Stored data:
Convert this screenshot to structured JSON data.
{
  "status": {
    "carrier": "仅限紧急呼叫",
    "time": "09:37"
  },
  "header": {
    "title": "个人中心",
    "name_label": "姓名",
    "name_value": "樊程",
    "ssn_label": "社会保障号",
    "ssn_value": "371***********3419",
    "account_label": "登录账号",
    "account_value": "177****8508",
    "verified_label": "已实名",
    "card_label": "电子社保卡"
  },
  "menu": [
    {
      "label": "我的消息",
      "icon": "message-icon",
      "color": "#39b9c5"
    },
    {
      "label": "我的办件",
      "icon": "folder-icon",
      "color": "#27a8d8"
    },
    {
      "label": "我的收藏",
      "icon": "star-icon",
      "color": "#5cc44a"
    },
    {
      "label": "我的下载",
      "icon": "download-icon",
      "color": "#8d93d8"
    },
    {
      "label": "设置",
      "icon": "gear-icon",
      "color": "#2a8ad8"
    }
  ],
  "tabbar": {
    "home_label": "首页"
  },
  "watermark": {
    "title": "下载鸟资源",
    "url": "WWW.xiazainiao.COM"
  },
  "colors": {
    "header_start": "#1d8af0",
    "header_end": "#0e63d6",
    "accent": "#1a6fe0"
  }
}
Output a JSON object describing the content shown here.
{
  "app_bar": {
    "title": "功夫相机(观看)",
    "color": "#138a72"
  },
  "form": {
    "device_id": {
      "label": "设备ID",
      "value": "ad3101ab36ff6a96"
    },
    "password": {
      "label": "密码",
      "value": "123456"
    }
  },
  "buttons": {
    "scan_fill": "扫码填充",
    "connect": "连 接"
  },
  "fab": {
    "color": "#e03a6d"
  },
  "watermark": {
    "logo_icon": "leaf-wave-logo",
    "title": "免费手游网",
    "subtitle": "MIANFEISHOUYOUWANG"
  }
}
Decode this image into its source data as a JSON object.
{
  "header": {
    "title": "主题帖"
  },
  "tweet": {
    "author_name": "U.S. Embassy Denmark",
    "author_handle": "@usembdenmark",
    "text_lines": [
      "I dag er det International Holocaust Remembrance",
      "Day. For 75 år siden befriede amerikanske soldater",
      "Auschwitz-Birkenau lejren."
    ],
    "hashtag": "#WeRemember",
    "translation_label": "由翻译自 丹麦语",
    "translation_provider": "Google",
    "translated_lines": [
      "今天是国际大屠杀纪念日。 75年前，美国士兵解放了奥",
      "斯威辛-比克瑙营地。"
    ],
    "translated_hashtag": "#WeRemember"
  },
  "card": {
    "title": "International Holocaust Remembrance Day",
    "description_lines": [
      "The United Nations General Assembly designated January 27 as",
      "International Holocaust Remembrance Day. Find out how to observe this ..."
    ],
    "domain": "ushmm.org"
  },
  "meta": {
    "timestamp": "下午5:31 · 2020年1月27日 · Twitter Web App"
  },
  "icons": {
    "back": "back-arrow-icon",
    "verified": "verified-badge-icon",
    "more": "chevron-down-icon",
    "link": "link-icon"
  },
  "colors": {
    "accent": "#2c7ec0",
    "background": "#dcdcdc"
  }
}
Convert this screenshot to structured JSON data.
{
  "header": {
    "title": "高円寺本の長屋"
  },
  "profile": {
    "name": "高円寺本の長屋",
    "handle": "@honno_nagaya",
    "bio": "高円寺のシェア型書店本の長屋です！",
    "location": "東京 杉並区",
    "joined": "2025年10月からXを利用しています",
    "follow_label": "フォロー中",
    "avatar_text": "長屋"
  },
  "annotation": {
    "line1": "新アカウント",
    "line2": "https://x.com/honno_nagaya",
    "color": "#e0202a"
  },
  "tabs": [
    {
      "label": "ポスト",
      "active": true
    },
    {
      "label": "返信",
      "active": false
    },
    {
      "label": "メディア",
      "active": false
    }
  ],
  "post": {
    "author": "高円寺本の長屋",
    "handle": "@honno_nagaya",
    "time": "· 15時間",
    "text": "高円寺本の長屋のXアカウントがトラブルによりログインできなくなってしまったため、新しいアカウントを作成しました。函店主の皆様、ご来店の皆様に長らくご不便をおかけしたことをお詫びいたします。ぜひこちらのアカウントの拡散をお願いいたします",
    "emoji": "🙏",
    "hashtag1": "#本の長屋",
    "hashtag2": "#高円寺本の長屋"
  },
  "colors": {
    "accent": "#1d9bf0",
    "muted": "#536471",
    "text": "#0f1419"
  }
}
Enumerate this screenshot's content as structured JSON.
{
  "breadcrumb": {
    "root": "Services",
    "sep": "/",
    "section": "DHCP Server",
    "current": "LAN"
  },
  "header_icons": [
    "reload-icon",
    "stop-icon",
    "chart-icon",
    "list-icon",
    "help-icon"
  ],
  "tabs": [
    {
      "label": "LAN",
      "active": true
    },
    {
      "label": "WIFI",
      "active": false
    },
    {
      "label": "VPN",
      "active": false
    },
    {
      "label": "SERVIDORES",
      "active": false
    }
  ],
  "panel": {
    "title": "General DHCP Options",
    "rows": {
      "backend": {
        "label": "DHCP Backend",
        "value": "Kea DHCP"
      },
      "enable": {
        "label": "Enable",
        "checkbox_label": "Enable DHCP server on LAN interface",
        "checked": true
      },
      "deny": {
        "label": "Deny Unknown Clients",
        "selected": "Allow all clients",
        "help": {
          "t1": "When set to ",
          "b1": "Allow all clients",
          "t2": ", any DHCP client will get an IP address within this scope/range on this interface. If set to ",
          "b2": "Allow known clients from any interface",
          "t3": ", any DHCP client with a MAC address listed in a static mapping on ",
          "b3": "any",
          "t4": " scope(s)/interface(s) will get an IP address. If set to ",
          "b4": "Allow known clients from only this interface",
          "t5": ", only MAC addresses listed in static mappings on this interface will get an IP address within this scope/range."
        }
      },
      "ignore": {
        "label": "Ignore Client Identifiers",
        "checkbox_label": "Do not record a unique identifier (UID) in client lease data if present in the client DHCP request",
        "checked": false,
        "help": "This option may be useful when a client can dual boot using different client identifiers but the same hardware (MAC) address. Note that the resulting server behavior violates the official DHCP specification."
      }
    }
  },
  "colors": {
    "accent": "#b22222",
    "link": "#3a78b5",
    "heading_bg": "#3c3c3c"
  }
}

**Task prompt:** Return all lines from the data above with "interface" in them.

**Task solution:**
        "checkbox_label": "Enable DHCP server on LAN interface",
          "t2": ", any DHCP client will get an IP address within this scope/range on this interface. If set to ",
          "b2": "Allow known clients from any interface",
          "t4": " scope(s)/interface(s) will get an IP address. If set to ",
          "b4": "Allow known clients from only this interface",
          "t5": ", only MAC addresses listed in static mappings on this interface will get an IP address within this scope/range."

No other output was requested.